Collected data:
•••••

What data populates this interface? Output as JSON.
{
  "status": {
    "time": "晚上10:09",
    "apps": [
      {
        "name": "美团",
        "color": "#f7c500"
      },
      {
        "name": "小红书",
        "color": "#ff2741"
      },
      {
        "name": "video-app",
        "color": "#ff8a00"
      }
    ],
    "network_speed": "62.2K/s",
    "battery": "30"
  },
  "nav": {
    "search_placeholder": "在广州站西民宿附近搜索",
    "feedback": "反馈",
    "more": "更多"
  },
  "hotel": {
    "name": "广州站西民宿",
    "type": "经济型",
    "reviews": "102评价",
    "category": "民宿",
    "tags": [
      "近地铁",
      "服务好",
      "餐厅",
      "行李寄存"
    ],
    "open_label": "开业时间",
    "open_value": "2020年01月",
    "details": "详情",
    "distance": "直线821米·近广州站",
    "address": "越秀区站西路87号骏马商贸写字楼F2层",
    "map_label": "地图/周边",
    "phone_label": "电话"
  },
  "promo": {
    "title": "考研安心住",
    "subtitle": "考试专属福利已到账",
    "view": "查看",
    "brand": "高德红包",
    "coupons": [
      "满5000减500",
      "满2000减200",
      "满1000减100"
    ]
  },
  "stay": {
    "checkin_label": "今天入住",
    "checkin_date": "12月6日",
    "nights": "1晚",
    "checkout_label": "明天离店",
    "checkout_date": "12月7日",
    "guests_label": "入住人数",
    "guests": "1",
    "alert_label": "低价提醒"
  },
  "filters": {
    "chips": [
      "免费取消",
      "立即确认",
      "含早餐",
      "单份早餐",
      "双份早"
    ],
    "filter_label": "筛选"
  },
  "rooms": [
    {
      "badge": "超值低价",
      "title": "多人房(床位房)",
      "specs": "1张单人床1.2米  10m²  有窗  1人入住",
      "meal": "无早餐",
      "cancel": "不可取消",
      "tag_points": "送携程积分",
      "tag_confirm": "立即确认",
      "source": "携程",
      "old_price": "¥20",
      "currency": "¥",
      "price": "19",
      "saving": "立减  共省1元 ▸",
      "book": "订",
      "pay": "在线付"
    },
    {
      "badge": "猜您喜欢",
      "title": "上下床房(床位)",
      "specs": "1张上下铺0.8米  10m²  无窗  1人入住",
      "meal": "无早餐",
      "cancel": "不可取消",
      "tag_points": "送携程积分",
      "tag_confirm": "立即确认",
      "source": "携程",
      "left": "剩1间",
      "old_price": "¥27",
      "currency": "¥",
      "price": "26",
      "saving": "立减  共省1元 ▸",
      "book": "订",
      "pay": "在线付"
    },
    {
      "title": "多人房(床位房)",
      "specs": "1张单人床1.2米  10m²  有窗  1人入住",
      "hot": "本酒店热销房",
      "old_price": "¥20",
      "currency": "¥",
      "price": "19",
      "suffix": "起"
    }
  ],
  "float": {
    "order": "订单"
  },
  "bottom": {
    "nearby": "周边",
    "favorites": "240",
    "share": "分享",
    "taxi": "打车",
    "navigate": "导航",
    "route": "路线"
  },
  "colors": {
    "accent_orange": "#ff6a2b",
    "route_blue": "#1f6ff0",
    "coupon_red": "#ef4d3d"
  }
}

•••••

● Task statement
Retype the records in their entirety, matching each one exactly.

● Reply to the task
What data populates this interface? Output as JSON.
{
  "status": {
    "time": "晚上10:09",
    "apps": [
      {
        "name": "美团",
        "color": "#f7c500"
      },
      {
        "name": "小红书",
        "color": "#ff2741"
      },
      {
        "name": "video-app",
        "color": "#ff8a00"
      }
    ],
    "network_speed": "62.2K/s",
    "battery": "30"
  },
  "nav": {
    "search_placeholder": "在广州站西民宿附近搜索",
    "feedback": "反馈",
    "more": "更多"
  },
  "hotel": {
    "name": "广州站西民宿",
    "type": "经济型",
    "reviews": "102评价",
    "category": "民宿",
    "tags": [
      "近地铁",
      "服务好",
      "餐厅",
      "行李寄存"
    ],
    "open_label": "开业时间",
    "open_value": "2020年01月",
    "details": "详情",
    "distance": "直线821米·近广州站",
    "address": "越秀区站西路87号骏马商贸写字楼F2层",
    "map_label": "地图/周边",
    "phone_label": "电话"
  },
  "promo": {
    "title": "考研安心住",
    "subtitle": "考试专属福利已到账",
    "view": "查看",
    "brand": "高德红包",
    "coupons": [
      "满5000减500",
      "满2000减200",
      "满1000减100"
    ]
  },
  "stay": {
    "checkin_label": "今天入住",
    "checkin_date": "12月6日",
    "nights": "1晚",
    "checkout_label": "明天离店",
    "checkout_date": "12月7日",
    "guests_label": "入住人数",
    "guests": "1",
    "alert_label": "低价提醒"
  },
  "filters": {
    "chips": [
      "免费取消",
      "立即确认",
      "含早餐",
      "单份早餐",
      "双份早"
    ],
    "filter_label": "筛选"
  },
  "rooms": [
    {
      "badge": "超值低价",
      "title": "多人房(床位房)",
      "specs": "1张单人床1.2米  10m²  有窗  1人入住",
      "meal": "无早餐",
      "cancel": "不可取消",
      "tag_points": "送携程积分",
      "tag_confirm": "立即确认",
      "source": "携程",
      "old_price": "¥20",
      "currency": "¥",
      "price": "19",
      "saving": "立减  共省1元 ▸",
      "book": "订",
      "pay": "在线付"
    },
    {
      "badge": "猜您喜欢",
      "title": "上下床房(床位)",
      "specs": "1张上下铺0.8米  10m²  无窗  1人入住",
      "meal": "无早餐",
      "cancel": "不可取消",
      "tag_points": "送携程积分",
      "tag_confirm": "立即确认",
      "source": "携程",
      "left": "剩1间",
      "old_price": "¥27",
      "currency": "¥",
      "price": "26",
      "saving": "立减  共省1元 ▸",
      "book": "订",
      "pay": "在线付"
    },
    {
      "title": "多人房(床位房)",
      "specs": "1张单人床1.2米  10m²  有窗  1人入住",
      "hot": "本酒店热销房",
      "old_price": "¥20",
      "currency": "¥",
      "price": "19",
      "suffix": "起"
    }
  ],
  "float": {
    "order": "订单"
  },
  "bottom": {
    "nearby": "周边",
    "favorites": "240",
    "share": "分享",
    "taxi": "打车",
    "navigate": "导航",
    "route": "路线"
  },
  "colors": {
    "accent_orange": "#ff6a2b",
    "route_blue": "#1f6ff0",
    "coupon_red": "#ef4d3d"
  }
}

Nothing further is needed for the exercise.